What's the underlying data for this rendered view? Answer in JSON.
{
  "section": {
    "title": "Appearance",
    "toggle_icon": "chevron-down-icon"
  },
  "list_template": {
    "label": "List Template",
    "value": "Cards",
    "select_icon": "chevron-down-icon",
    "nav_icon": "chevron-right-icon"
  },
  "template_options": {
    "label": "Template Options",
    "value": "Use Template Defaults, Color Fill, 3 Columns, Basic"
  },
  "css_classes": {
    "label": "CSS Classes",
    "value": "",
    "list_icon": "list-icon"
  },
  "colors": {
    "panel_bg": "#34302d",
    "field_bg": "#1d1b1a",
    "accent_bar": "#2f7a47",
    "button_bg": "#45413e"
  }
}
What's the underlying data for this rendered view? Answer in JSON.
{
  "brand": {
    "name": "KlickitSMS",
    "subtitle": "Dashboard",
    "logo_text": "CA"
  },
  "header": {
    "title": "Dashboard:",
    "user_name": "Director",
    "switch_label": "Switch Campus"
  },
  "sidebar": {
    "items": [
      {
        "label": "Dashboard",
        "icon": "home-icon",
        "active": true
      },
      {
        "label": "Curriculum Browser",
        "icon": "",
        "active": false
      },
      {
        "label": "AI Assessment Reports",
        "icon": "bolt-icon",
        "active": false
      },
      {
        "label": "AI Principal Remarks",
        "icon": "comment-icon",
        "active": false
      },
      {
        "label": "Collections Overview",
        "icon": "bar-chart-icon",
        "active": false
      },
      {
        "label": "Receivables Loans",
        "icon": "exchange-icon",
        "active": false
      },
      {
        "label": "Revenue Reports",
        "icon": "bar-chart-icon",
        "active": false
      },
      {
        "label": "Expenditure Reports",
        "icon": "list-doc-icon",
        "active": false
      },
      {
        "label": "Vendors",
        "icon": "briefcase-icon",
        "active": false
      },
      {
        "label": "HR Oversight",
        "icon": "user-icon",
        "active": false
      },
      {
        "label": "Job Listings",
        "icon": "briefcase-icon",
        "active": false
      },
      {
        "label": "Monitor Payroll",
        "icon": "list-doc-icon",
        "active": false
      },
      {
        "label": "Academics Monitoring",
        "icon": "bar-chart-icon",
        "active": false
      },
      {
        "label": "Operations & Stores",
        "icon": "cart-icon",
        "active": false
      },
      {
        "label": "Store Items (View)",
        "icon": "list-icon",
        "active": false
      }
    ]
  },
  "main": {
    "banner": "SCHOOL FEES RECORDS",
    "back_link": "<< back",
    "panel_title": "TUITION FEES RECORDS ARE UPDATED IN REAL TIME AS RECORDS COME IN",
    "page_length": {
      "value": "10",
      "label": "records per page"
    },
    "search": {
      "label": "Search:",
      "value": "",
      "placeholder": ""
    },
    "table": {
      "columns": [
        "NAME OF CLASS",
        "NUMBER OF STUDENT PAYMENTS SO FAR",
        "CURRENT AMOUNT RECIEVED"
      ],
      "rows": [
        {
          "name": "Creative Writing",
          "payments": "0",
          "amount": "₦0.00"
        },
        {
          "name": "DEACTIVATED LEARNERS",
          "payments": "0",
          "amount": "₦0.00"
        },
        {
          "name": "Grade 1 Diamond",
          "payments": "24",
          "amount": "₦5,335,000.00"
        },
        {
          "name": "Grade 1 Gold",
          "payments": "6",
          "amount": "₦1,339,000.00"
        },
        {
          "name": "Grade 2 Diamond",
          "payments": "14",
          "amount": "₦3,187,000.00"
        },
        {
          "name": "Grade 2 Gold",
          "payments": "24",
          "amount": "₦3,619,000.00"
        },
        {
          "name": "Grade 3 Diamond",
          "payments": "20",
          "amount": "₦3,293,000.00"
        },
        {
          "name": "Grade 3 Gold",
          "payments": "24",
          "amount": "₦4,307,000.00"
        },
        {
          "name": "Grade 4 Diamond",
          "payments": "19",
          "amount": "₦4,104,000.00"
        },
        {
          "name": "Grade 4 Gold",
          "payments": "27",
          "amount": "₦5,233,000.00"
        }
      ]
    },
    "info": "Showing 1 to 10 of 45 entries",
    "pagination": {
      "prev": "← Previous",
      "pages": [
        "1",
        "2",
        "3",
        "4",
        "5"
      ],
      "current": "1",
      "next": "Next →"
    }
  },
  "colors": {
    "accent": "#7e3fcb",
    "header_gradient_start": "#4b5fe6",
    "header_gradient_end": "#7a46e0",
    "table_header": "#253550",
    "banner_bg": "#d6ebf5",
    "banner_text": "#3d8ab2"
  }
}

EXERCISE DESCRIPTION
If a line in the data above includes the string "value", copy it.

TASK RESPONSE
    "value": "Cards",
    "value": "Use Template Defaults, Color Fill, 3 Columns, Basic"
    "value": "",
      "value": "10",
      "value": "",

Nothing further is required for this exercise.